Her bedroom is filled with bottles of lubricant, erotica novels, sex toys and more than 1,000 condoms of all shapes, sizes, colors and flavors. Emails from people with usernames like “Juicy Justine” and instant messages from lustful students seeking counsel fill her online inbox. She has even met the former CEO of Planned Parenthood. But Weinberg senior Nicole Collins sometimes worries about the stigma associated with being the director of the Sex Week committee.
“I’m no Ann Landers,” Collins says, comparing herself to the famed syndicated advice columnist. “There are people more knowledgeable about sex and sexuality than me.”
Collins says she hopes to make a “discernible difference within Northwestern culture and the way people view sex and sexuality,” and that people should view Sex Week as a source of education and discourse rather than entertainment and debauchery.
She says that she loves when people feel like they can open up to her about their sex issues, but she realizes that not everyone is willing to do so. This obstacle has created challenges for Collins as a member of College Feminists (which sponsors Sex Week) and a member of SHAPE (Sexual Health & Assault Peer Educators).
“We’re not about pushing sex in your face,” Collins says. “We’re not trying to get people to have sex. We’re just trying to get people to talk about it.”
Collins became involved in Sex Week in the fall of her freshman year, mostly because she felt she was not involved in enough campus organizations. She joined a listserv in November of her freshman year and eventually worked her way up through College Feminists. Though she says she started with very little knowledge of sexual health, she is now a Gender Studies and Sociology double major after taking classes that complemented her work with Sex Week.
“There are so many sex classes at Northwestern, it’s wonderful,” Collins says. “You learn the most interesting parts of stuff you read in Glamour, Cosmo and Seventeen.”
Although some of the university’s course offerings inspired Collins to initiate dialogue about sex, the controversy surrounding the Human Sexuality sex toy demonstration has caused Sex Week 2011 to be more conservative and careful than in past years.
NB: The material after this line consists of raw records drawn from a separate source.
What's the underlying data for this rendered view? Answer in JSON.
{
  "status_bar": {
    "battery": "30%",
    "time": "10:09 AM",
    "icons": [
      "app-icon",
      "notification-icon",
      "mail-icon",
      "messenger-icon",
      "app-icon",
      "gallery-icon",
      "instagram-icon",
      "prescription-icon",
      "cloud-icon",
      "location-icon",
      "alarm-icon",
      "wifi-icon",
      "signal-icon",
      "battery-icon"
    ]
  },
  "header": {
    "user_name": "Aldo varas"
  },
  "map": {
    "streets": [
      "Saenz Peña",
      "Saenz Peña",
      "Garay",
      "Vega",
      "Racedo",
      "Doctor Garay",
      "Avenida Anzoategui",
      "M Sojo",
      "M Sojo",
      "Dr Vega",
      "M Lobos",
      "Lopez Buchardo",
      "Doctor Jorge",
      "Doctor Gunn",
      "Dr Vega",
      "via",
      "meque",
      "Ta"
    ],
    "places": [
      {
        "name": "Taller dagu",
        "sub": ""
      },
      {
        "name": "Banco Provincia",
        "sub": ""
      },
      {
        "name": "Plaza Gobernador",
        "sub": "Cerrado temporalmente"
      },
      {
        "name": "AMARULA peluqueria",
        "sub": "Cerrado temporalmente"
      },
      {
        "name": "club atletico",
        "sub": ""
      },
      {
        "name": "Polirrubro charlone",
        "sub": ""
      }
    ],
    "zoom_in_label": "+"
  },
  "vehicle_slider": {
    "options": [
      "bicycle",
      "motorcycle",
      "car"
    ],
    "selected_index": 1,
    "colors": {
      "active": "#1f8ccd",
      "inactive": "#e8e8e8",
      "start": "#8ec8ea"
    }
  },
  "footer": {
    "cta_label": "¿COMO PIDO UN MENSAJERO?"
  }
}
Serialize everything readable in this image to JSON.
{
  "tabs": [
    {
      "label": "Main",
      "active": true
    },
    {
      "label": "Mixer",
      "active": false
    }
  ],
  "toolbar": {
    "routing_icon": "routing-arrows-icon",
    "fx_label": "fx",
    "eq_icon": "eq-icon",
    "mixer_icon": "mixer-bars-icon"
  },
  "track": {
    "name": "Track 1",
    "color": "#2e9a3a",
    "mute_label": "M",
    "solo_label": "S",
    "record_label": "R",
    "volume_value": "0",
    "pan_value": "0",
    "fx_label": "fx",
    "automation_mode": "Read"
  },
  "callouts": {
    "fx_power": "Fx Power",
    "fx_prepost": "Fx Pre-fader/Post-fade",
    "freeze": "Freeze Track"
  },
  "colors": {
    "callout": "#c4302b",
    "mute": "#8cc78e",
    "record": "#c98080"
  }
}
Cognizant of the risks of media scrutiny, Collins met with Burgwell Howard, dean of students, to forewarn him of her concerns. Also, for the first time, counselors will be on hand during some of the week’s events to speak with students, and Collins says her committee has been careful to design posters that are not offensive.
“This whole debacle has put sex at Northwestern under a microscope,” Collins says. “This does speak to the fact that there are still people totally uncomfortable with nudity and sex.”
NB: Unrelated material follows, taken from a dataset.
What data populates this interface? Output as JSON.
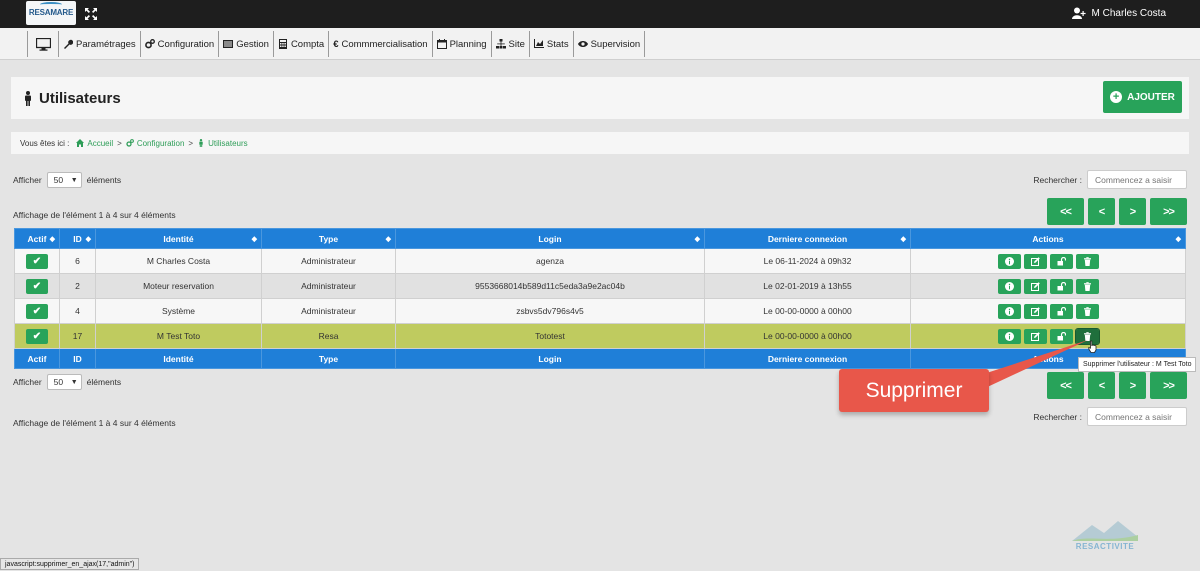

Around the time of the incident, Collins received an email from a Japanese sex toy company, asking her to help them put a vending machine in Norris in order to sell their products. She declined the offer.
Collins hopes that people, despite their moral or religious beliefs, will try to understand the purpose of Sex Week and its events. But she fears that they will not understand her.
“In terms of the Sex Week committee in general, there are two trains of thought: one, ‘they must have a lot of sex,’ or two, ‘they’re probably not getting any,’” Collins says. “On the committee, there are people of different sexualities, males, females, virgins and people who have been sexually active for quite some time.”
Collins also does not want people to think she is sex-obsessed; she admits that she does not have an active sex life, and she emphasizes the fact that she is involved in other activities, such as Marching Band and The Daily Northwestern (as a cartoonist). She also says her heavy involvement in Sex Week has not helped her in building long-term relationships, because it usually turns guys on a little too much, or completely turns them off.
“In the long run, I don’t think I could be with a guy who isn’t comfortable talking about sex,” Collins says. “My personal view is that in talking about sex and learning about sex you’re able to better gauge your own private decisions about what exactly you do with your body in your own free time.”
In the fall, Collins plans to be a Teach for America Corps Member in South Dakota, where she will take a break from sex education and teach a sixth grade science class. But she says she hopes to have a career pertaining to sex and sexuality, and she wishes to someday donate money to organizations with missions similar to her own.
“There’s work to be done,” Collins says. “All anyone can hope to do in college is find something that’s they’re passionate about and good at.”